The benefits of Adho Mukha Svanasana
Arguably the most well-known yoga pose, Downward facing dog is an important base pose in yoga that’s about so much more than just wagging your tail in the air. Downward Facing Dog pose is a full back-body stretch that creates space all the way up the backline of your body and is both grounding and energising in its nature.
Downward Facing Dog benefits include releasing your hamstrings, calves, hips, lower and mid-back, and across your shoulder blades and chest. This popular yoga pose is also an inversion and an entry-level arm balance that preps you for the more challenging arm balances that follow it. Added to this Downward Facing Dog is also an important transitional pose used in Vinyasa flows that bridges the gap between standing poses and floor poses such as Plank and Cobra.
Performed correctly Downward Facing Dog can benefit a delicious stretch to your whole body. This yoga pose also strengthens your arms and legs and helps you bring vitality to your whole being.

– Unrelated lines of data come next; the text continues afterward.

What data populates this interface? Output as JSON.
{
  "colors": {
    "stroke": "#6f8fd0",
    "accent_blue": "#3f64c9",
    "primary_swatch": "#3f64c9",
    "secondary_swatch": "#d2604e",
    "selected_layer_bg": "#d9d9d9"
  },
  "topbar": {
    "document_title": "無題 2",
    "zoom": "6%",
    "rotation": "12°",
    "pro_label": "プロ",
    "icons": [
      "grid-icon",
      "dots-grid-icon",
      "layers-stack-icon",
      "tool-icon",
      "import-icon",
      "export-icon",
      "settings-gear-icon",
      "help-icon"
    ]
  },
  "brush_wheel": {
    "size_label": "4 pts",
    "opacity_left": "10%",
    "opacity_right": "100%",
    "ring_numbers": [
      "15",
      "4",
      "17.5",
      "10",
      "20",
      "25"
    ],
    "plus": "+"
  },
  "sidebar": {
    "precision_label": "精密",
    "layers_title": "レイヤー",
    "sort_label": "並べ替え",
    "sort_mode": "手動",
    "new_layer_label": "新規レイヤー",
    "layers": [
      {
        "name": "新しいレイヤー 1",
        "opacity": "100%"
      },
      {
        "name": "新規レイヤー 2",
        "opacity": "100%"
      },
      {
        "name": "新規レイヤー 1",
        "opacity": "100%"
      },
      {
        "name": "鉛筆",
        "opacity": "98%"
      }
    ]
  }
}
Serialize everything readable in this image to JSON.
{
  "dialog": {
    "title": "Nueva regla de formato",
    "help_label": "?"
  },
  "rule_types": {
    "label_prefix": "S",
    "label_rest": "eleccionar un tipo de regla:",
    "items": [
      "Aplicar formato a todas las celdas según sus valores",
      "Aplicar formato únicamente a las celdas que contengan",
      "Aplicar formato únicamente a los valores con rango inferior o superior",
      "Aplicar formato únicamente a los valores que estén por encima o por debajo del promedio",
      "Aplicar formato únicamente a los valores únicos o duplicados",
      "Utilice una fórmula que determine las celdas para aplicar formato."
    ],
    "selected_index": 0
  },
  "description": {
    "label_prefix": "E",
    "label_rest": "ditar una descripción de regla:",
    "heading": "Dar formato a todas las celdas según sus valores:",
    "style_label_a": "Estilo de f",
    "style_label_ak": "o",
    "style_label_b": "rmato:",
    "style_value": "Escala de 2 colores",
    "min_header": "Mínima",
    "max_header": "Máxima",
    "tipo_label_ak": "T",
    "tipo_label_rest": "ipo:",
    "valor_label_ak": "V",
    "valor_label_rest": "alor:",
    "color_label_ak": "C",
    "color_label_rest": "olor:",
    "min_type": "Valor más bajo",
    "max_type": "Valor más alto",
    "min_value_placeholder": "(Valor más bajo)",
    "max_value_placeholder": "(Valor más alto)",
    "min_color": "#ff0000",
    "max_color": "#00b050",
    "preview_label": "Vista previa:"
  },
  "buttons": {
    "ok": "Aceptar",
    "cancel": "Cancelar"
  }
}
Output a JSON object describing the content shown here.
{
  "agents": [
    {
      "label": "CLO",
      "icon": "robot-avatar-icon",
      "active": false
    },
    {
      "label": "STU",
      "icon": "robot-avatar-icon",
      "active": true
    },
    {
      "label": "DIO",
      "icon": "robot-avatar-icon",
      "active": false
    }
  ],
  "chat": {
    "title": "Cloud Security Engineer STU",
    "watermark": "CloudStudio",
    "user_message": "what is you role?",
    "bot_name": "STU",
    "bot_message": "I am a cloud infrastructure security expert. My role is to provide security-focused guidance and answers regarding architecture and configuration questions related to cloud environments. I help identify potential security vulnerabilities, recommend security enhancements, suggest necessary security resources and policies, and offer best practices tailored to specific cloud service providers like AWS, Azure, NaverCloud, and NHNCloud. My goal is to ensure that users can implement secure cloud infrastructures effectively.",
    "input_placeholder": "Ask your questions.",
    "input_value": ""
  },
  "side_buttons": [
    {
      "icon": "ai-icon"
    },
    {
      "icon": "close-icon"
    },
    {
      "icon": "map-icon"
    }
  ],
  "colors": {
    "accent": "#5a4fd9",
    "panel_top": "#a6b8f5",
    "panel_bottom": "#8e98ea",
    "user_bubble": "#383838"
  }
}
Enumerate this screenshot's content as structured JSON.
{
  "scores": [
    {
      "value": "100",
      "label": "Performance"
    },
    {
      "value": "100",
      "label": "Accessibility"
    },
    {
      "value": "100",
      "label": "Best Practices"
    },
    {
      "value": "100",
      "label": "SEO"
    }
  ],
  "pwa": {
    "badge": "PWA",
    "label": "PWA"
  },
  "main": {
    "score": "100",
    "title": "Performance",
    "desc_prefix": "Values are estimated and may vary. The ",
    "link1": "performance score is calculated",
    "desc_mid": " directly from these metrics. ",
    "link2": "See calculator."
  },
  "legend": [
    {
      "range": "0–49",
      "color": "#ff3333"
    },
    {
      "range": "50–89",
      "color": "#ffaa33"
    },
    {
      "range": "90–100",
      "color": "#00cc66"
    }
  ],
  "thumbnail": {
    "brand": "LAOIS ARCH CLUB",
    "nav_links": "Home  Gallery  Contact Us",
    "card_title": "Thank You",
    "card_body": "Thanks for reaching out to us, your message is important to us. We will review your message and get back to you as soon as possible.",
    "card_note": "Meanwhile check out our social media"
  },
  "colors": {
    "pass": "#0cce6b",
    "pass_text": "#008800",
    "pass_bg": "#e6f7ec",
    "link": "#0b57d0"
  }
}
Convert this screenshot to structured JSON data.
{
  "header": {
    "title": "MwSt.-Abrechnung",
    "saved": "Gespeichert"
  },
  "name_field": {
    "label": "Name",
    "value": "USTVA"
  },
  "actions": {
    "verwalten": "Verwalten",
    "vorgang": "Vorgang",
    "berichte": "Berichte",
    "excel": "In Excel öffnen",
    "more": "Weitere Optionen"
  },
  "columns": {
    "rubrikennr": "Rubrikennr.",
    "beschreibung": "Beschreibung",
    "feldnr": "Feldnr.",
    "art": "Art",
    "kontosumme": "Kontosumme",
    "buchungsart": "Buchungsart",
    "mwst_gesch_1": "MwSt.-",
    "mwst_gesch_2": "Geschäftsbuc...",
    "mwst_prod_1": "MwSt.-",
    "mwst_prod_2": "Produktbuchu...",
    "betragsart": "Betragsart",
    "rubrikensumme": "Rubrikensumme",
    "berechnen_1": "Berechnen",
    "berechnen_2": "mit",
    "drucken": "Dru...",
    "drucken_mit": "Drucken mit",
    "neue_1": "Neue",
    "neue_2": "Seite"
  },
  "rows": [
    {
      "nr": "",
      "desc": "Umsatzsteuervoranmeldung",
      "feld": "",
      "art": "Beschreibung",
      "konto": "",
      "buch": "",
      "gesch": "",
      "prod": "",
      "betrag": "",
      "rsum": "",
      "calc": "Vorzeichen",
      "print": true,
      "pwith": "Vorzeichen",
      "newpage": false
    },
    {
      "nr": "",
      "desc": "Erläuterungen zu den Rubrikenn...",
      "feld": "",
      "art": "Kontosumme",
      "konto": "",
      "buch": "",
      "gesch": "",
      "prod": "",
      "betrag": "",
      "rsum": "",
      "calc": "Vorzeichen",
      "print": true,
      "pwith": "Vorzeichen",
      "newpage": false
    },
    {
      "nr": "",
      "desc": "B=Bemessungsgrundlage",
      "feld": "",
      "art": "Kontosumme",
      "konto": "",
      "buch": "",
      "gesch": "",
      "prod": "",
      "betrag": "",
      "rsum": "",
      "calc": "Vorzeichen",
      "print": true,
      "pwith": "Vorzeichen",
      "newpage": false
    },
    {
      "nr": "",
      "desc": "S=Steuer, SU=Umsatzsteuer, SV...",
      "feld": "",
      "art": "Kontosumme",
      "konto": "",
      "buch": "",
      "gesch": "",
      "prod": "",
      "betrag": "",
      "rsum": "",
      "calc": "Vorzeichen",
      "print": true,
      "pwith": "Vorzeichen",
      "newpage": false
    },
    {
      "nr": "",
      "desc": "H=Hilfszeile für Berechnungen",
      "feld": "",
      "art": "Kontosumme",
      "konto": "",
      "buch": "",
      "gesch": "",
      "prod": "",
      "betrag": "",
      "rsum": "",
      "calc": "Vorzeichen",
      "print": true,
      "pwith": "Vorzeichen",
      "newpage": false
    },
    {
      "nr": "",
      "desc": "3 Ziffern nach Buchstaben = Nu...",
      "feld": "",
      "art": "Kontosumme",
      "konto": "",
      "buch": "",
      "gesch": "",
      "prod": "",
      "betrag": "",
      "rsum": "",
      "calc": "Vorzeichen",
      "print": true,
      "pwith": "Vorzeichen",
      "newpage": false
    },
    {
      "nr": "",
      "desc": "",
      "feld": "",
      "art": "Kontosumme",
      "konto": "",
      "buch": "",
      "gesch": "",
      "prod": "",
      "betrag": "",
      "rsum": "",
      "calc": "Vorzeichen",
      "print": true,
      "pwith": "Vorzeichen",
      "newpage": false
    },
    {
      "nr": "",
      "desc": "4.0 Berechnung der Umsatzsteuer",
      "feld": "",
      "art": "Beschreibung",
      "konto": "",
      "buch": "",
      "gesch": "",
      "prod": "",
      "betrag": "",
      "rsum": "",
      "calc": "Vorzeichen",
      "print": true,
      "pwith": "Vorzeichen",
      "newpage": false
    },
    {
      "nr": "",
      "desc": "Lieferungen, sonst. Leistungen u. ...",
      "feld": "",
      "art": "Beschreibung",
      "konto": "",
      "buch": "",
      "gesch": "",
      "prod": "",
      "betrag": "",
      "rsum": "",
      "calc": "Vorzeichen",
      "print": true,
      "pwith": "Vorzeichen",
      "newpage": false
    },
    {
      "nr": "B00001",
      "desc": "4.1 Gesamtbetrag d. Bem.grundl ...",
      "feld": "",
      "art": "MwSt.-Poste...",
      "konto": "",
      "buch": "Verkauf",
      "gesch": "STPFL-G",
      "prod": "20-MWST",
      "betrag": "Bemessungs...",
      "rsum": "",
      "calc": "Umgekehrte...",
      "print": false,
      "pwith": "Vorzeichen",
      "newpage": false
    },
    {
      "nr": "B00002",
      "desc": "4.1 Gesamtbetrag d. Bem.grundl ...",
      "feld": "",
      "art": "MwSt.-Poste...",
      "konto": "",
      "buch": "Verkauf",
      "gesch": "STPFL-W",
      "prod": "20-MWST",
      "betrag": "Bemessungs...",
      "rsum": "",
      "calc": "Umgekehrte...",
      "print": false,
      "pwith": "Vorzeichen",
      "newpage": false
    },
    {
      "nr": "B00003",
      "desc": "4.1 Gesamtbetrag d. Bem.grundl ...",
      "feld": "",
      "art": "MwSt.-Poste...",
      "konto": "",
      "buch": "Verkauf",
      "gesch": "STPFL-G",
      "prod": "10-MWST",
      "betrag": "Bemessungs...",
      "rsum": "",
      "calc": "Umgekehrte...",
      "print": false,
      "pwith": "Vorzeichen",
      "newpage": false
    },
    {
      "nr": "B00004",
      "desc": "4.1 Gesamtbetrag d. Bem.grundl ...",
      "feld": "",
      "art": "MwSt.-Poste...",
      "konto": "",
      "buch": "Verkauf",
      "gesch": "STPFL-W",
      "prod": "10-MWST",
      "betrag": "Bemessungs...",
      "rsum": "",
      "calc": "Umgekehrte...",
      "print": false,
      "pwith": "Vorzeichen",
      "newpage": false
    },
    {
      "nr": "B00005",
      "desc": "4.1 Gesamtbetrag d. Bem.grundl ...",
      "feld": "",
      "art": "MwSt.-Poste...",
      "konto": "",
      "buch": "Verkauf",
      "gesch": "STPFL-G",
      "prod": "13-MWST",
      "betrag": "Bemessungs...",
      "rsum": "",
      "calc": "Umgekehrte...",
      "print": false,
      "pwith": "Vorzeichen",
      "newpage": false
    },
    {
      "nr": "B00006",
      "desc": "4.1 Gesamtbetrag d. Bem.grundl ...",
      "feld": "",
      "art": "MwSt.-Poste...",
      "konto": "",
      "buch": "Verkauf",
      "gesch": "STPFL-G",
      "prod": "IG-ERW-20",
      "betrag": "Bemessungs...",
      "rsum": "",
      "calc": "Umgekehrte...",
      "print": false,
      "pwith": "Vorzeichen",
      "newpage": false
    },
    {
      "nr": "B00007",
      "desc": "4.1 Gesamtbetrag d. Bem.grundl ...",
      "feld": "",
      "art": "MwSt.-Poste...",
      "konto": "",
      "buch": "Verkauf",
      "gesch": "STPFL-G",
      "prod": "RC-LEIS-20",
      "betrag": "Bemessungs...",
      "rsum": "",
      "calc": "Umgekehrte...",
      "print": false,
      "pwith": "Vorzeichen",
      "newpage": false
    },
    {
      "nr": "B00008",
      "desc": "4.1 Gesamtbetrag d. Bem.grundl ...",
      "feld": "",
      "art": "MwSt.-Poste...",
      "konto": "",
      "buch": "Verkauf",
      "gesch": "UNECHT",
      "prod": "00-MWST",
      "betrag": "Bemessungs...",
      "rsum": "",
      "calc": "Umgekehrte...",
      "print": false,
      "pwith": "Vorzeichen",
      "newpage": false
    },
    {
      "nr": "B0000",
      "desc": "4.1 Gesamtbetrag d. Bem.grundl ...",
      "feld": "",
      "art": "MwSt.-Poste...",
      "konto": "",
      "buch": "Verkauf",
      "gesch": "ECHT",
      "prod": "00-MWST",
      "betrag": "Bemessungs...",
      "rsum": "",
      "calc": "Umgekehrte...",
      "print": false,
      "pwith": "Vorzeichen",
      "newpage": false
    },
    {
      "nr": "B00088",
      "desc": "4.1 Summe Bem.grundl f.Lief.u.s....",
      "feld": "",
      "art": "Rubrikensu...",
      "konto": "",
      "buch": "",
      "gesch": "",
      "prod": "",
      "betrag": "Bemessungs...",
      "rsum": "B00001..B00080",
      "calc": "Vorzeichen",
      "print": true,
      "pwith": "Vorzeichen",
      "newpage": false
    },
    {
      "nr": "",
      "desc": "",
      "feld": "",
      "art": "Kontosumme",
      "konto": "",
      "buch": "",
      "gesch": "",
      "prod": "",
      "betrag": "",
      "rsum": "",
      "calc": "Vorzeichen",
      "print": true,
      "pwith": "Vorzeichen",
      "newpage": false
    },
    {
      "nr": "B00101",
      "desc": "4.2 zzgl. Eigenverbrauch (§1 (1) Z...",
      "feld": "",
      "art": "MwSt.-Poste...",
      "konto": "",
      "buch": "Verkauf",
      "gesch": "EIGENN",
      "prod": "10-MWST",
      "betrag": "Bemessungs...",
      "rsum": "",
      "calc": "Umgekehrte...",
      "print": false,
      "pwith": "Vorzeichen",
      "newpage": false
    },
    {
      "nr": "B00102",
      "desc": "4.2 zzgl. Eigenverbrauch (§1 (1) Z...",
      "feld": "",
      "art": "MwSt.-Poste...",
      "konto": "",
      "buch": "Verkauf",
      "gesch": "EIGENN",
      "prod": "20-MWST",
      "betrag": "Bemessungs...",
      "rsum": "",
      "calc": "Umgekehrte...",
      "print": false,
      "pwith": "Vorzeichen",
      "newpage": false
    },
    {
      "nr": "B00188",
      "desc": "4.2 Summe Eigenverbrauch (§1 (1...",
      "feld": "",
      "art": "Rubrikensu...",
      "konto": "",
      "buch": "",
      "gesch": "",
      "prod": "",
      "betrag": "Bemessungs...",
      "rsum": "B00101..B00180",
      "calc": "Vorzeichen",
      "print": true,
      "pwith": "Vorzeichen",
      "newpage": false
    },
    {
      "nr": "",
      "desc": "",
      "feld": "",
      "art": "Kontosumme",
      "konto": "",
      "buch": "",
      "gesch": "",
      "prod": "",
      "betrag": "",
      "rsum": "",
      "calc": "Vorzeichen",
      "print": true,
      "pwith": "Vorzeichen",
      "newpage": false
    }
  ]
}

However, performed without awareness to alignment the benefits of Downward Facing Dog are often negated as it can aggravate wrists and a tight lower body. This is why it’s so important to learn how to modify Downward Facing Dog pose so that it works for you. Remember that yoga asanas are about function not form and that everybody’s Downdog will look slightly different to the next, depending on their anatomical and physiological limitations.
Downward facing dog instructions and alignment
- Start from Childs pose with your toes rolled under and your arms extended out to full length in front of you. From Childs hover your knees and then continue to push your pelvis up and back at a diagonal until you’ve made a V shape out of your body.
- Take as much of a bend in your knees as you need and don’t worry if your heels don’t reach the floor. That is not the objective of this pose! The aim here is to get your sit bones nice and high and open up the back of your body and around your shoulders. The heels will come down when they’re ready to.
- Check your alignment by starting at your hands. Spreading your fingers wide, press down through the mound of your index finger and thumb. To take the pressure off your wrists, make sure that your wrists aren’t flexed to 90˚, by ensuring you’re sending your weight up and back.
- Try to externally rotate your upper arms to find space across your upper back and chest. Your forearms should have the sensation of working towards each other. Sit your shoulder blades down your back and then work them round towards the side ribs.
- Work your way along your back actively lengthening between your vertebrae. When you reach your pelvis make sure that it’s tilted forward to help send your sit bones higher. It may help to imagine your pelvis like a bowl of water, from which you’re almost tipping water out from on to the floor.
- Hug your thigh muscles to the thigh bones to engage your legs. Pull your thing bones up into the hip sockets. Internally rotate your thighs but keep your feet pointing straight ahead in line with the width of your hips.
- Hollow out your midsection but don’t retain your breath, aiming to keep the abdomen engaged but soft. Finally, if your feet are flat on the floor, lift your toes for a breath or two then release them back down. This will help you to engage your Mula bandha (root lock).
Common problems in Downward Facing Dog pose
- If your elbows tend to bow out in Downdog then try turning your hands out slightly or adjusting the distance apart of your hands on the mat.
- If you have a tendency to hyperextend your elbows, then turning your hands in slightly will help prevent you from moving past your safe range of joint motion. Or try and keep a micro bend in your elbows to encourage your arms to stay strong and engaged.
- If you have a curved back in this asana then that’s an indication that you have tight hamstrings/hips/lower back. Bending your knees will help you to find more length and space in your back.
- If your neck is too weak to keep in line with your biceps, then allow it to hang lower for the time being, with a view to raising it up over time.
Modified Downward Facing Dog
- If holding Downdog for more than a couple of breaths puts too much pressure on your wrists, then try practising with a block under each hand or double over your yoga mat for support.
- People with tight hips may want to try placing a block under each foot to give them some extra height.
- A more restorative version of this pose uses a block under the forehead to take some of the weight off the pose.
- Use Dolphin pose as a wrist free alternative to Downward Facing Dog.
Learn all about the benefits of Trikonasana/Triangle pose here.